### Source records
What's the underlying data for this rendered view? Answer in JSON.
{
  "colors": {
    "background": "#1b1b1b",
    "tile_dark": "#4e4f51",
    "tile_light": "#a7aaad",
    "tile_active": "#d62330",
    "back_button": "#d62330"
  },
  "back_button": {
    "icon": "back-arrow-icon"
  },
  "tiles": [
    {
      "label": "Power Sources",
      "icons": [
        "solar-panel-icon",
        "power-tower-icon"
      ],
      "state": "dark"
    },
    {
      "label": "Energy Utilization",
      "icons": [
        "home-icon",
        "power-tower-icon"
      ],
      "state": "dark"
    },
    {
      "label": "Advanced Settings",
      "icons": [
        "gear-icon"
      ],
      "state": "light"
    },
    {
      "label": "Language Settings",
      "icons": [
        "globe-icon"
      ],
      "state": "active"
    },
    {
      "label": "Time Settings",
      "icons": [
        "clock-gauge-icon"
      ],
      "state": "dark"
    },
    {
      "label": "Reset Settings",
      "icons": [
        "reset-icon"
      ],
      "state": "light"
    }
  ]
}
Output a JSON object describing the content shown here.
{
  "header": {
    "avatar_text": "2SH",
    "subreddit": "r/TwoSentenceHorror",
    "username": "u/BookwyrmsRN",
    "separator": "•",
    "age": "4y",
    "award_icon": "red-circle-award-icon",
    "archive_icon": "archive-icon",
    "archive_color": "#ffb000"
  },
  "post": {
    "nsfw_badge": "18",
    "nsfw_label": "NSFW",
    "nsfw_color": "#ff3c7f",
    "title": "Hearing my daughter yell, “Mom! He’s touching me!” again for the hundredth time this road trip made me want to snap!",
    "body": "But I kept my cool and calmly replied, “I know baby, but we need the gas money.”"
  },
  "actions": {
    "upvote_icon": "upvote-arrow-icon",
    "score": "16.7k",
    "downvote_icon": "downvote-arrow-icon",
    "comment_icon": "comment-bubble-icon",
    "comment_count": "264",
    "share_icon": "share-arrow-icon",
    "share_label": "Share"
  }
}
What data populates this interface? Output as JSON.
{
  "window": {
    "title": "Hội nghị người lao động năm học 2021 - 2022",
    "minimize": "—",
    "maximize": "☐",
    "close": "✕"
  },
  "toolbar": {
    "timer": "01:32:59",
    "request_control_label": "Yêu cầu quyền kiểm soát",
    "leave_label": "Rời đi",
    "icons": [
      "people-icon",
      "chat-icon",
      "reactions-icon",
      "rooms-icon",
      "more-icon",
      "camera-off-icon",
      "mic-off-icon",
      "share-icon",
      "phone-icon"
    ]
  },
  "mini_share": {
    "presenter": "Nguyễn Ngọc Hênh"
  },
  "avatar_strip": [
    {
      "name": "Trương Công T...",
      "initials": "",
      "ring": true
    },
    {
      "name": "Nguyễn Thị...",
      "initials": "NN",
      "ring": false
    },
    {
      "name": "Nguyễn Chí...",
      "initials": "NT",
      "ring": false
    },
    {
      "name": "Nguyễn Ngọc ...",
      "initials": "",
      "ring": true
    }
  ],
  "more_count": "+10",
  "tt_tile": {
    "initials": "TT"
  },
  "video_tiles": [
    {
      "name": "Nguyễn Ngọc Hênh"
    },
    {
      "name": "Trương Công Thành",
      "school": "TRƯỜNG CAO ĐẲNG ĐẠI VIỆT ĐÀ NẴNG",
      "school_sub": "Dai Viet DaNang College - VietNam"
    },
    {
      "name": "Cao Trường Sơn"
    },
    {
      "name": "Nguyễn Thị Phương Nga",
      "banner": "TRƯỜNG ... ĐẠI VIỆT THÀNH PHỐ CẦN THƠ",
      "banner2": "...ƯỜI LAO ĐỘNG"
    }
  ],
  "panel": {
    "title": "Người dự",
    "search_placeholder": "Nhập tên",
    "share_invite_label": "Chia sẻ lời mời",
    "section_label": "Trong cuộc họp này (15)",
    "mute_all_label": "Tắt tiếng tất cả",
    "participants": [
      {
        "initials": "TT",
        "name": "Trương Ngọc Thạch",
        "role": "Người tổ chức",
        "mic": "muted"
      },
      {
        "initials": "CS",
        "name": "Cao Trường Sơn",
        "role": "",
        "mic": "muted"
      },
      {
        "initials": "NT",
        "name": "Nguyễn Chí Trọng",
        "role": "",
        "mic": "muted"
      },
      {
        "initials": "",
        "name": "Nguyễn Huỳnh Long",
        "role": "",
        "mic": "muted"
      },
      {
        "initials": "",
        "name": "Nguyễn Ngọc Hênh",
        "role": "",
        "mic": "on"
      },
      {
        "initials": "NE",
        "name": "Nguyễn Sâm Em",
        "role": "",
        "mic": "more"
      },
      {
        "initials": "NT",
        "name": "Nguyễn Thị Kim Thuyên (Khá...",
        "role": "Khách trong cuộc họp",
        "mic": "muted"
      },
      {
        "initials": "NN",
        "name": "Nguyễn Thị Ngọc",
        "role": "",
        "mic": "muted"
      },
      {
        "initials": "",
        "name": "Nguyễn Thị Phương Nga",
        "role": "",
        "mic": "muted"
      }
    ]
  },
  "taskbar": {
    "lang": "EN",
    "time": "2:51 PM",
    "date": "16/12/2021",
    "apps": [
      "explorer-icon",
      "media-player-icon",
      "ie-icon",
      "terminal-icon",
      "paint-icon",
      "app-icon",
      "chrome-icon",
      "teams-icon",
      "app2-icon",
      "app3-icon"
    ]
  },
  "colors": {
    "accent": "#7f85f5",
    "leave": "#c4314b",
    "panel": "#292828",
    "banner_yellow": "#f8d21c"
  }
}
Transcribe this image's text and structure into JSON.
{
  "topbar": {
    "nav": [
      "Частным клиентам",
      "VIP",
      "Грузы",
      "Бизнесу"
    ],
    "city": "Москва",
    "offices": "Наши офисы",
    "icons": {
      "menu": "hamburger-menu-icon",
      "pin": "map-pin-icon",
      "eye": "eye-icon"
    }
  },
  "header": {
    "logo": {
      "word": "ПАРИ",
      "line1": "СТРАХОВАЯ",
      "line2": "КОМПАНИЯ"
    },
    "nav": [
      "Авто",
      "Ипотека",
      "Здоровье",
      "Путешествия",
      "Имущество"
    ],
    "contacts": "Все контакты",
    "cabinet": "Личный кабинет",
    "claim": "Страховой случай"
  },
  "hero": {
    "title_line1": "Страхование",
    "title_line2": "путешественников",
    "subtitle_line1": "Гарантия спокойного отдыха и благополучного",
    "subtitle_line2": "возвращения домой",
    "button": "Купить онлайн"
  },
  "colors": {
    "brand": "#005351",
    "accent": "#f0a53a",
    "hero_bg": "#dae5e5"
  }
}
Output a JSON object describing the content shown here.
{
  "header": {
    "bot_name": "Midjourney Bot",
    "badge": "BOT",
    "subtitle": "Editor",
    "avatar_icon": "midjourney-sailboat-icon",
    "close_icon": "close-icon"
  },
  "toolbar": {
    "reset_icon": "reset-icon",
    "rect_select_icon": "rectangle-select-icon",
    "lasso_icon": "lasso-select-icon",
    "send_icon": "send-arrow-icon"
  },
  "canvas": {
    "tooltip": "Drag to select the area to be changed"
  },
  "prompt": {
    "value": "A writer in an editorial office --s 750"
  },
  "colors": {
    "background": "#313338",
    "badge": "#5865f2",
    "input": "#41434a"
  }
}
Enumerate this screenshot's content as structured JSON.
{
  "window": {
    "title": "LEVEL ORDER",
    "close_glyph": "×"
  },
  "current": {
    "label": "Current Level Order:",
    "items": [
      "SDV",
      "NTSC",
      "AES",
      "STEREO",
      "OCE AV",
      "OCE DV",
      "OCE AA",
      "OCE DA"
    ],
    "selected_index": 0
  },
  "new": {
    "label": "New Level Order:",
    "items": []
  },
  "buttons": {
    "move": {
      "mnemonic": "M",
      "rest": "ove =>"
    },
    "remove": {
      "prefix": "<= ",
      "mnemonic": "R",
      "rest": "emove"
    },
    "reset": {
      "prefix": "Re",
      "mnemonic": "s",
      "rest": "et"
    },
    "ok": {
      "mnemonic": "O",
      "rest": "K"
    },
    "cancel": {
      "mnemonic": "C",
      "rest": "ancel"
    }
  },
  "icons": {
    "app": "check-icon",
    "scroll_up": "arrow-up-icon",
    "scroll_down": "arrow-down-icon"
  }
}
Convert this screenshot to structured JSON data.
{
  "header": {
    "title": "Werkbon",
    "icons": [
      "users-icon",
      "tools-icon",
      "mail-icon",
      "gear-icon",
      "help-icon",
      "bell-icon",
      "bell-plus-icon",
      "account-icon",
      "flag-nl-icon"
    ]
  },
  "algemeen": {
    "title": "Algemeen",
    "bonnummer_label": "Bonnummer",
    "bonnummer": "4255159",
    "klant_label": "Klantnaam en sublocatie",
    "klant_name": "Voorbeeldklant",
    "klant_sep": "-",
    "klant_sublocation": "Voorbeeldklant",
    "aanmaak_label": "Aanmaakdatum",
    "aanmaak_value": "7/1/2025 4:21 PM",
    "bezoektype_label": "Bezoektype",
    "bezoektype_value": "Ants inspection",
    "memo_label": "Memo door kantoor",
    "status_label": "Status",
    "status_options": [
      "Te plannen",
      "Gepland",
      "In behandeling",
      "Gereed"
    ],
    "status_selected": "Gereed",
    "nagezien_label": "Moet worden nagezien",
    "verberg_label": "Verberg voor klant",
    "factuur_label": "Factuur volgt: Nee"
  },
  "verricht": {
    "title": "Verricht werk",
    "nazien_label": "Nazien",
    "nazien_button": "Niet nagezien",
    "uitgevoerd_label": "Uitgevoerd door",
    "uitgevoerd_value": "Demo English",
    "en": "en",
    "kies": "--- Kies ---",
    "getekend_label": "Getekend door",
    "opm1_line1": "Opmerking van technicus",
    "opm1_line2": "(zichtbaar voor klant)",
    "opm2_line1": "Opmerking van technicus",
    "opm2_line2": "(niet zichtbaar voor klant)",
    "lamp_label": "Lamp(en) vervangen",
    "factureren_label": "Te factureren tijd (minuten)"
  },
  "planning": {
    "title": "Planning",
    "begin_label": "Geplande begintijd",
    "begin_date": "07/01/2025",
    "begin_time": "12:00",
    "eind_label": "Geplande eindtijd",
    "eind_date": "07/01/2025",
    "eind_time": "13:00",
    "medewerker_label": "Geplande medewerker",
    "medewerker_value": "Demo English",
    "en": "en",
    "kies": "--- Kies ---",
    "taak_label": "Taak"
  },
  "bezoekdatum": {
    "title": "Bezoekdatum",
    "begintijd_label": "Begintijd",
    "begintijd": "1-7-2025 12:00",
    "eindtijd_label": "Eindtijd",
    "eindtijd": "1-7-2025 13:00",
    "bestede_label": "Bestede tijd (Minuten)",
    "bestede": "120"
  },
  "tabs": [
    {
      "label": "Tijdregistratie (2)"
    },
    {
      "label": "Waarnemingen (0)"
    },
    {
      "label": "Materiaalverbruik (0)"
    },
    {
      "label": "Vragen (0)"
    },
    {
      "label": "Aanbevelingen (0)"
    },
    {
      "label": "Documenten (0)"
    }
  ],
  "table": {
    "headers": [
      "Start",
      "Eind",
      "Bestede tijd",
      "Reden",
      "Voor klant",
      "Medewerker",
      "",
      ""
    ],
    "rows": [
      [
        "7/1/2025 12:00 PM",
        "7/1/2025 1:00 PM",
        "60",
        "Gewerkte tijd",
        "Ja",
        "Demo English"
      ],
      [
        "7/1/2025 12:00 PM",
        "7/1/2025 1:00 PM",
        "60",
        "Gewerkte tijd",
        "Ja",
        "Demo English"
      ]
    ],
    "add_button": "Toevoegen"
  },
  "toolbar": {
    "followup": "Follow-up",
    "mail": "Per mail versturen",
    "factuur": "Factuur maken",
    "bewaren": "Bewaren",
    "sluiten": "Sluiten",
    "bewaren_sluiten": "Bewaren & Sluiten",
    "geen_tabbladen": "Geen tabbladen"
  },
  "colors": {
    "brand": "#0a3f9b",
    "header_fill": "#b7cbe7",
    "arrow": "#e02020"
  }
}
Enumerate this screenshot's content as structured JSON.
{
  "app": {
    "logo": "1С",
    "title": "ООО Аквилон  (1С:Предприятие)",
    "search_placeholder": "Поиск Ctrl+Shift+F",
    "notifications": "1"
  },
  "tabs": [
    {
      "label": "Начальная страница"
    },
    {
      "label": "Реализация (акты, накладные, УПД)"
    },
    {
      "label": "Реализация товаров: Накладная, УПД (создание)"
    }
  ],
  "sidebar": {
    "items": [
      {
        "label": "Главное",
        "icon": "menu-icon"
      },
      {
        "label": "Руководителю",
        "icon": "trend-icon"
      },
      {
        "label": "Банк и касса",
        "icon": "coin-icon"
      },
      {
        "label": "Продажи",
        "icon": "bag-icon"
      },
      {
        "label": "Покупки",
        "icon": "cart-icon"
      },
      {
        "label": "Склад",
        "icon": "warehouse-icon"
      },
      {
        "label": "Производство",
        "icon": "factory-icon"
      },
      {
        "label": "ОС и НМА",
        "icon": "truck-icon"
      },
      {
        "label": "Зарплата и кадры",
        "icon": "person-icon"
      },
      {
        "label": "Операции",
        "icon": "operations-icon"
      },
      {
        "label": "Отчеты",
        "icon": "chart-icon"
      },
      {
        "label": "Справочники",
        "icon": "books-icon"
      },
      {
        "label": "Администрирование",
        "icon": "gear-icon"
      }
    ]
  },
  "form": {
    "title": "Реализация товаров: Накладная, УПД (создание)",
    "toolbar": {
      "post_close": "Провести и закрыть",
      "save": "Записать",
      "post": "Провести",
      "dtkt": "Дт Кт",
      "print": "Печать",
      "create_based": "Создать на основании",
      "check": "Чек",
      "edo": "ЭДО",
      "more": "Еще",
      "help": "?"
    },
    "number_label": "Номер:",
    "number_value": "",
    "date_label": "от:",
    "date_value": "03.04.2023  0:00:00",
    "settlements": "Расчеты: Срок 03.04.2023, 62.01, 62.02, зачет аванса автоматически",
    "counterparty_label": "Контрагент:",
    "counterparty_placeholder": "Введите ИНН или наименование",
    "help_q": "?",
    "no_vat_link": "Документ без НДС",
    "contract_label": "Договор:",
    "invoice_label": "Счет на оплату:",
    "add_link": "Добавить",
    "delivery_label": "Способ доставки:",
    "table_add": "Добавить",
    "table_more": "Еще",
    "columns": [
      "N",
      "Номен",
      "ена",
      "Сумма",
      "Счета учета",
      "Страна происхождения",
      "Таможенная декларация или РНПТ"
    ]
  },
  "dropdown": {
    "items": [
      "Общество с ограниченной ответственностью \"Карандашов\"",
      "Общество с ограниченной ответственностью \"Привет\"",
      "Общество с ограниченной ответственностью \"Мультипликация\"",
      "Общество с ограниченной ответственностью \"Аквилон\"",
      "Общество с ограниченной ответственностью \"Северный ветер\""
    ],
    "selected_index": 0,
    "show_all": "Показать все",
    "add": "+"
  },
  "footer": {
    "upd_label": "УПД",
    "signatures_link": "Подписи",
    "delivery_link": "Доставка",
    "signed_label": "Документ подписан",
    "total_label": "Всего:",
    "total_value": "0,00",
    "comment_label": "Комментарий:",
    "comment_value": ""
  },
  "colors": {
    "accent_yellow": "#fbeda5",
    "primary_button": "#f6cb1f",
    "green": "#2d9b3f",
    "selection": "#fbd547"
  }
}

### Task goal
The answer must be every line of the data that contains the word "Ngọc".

### Response to this task
    "presenter": "Nguyễn Ngọc Hênh"
      "name": "Nguyễn Ngọc ...",
      "name": "Nguyễn Ngọc Hênh"
        "name": "Trương Ngọc Thạch",
        "name": "Nguyễn Ngọc Hênh",
        "name": "Nguyễn Thị Ngọc",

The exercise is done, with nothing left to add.